§ What needs to be done:
In the records that follow, locate every line with "this" and extract it.

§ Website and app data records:

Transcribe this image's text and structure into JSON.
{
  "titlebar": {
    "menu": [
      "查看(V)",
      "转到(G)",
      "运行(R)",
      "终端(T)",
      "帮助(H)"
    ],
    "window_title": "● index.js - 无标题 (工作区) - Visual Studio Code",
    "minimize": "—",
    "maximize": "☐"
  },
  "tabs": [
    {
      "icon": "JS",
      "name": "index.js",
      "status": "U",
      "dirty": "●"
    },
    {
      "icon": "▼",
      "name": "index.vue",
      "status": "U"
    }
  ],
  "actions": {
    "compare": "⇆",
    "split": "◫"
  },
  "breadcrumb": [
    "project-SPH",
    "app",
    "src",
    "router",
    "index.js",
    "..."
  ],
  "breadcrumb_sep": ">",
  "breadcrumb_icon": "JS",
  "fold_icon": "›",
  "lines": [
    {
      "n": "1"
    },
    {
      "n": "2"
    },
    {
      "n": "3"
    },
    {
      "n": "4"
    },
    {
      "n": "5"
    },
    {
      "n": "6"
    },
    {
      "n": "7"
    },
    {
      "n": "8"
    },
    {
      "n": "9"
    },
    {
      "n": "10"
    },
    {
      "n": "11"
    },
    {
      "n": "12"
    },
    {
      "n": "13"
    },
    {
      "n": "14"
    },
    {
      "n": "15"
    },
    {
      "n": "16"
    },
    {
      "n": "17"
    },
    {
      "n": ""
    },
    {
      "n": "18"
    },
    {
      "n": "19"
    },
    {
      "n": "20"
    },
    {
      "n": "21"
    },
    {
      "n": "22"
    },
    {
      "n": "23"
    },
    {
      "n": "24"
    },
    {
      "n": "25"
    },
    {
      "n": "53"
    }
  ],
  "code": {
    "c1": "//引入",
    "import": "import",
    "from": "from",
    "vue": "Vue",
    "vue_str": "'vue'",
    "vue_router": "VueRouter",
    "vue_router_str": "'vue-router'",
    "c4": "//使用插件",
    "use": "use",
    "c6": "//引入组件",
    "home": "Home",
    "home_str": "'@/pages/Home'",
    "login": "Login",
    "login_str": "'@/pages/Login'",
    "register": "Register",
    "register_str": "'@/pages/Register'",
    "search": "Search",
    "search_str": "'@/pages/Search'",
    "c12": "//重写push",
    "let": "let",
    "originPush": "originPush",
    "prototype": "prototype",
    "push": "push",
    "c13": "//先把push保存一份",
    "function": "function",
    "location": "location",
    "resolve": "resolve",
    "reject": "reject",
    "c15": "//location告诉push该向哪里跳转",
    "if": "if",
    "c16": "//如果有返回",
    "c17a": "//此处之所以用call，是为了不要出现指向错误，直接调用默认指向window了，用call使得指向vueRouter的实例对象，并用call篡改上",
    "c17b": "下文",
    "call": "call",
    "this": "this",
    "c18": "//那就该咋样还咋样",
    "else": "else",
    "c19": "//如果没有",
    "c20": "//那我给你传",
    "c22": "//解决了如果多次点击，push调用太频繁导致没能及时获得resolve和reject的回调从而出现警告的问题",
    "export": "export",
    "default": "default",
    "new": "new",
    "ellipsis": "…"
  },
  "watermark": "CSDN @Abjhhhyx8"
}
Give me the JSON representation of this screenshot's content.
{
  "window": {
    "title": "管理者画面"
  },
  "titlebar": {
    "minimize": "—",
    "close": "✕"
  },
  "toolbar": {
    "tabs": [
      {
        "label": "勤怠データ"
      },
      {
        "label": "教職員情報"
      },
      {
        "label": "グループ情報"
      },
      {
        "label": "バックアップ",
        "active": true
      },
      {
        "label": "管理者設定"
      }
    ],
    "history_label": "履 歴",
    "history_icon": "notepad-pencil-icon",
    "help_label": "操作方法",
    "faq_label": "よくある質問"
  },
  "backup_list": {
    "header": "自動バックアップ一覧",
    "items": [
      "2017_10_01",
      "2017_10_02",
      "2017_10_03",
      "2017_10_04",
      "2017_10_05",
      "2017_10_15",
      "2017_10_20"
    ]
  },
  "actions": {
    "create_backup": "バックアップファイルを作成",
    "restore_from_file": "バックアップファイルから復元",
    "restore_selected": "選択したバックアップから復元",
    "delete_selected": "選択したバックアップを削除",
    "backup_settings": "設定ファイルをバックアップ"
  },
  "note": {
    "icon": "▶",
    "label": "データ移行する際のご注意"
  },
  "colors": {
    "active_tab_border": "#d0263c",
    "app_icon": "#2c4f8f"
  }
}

§ Reply:
Transcribe this image's text and structure into JSON.
    "this": "this",
Give me the JSON representation of this screenshot's content.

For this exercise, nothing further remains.